[Website and app data records]
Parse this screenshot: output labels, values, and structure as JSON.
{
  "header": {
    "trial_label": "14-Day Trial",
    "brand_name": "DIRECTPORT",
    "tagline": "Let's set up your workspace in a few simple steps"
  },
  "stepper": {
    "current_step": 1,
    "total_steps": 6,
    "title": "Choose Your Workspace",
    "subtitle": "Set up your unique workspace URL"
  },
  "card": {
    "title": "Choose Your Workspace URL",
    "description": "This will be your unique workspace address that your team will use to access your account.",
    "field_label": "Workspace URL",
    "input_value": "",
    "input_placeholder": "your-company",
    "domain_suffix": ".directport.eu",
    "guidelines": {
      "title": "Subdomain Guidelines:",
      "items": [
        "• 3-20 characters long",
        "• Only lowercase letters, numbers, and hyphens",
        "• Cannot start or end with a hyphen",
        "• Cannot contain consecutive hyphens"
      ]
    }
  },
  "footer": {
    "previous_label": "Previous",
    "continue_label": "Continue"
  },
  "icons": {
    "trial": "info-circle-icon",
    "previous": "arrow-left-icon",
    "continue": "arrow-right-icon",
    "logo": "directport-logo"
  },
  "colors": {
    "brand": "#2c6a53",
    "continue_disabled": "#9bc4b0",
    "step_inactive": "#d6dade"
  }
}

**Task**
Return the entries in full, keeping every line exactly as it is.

**Exercise answer**
Parse this screenshot: output labels, values, and structure as JSON.
{
  "header": {
    "trial_label": "14-Day Trial",
    "brand_name": "DIRECTPORT",
    "tagline": "Let's set up your workspace in a few simple steps"
  },
  "stepper": {
    "current_step": 1,
    "total_steps": 6,
    "title": "Choose Your Workspace",
    "subtitle": "Set up your unique workspace URL"
  },
  "card": {
    "title": "Choose Your Workspace URL",
    "description": "This will be your unique workspace address that your team will use to access your account.",
    "field_label": "Workspace URL",
    "input_value": "",
    "input_placeholder": "your-company",
    "domain_suffix": ".directport.eu",
    "guidelines": {
      "title": "Subdomain Guidelines:",
      "items": [
        "• 3-20 characters long",
        "• Only lowercase letters, numbers, and hyphens",
        "• Cannot start or end with a hyphen",
        "• Cannot contain consecutive hyphens"
      ]
    }
  },
  "footer": {
    "previous_label": "Previous",
    "continue_label": "Continue"
  },
  "icons": {
    "trial": "info-circle-icon",
    "previous": "arrow-left-icon",
    "continue": "arrow-right-icon",
    "logo": "directport-logo"
  },
  "colors": {
    "brand": "#2c6a53",
    "continue_disabled": "#9bc4b0",
    "step_inactive": "#d6dade"
  }
}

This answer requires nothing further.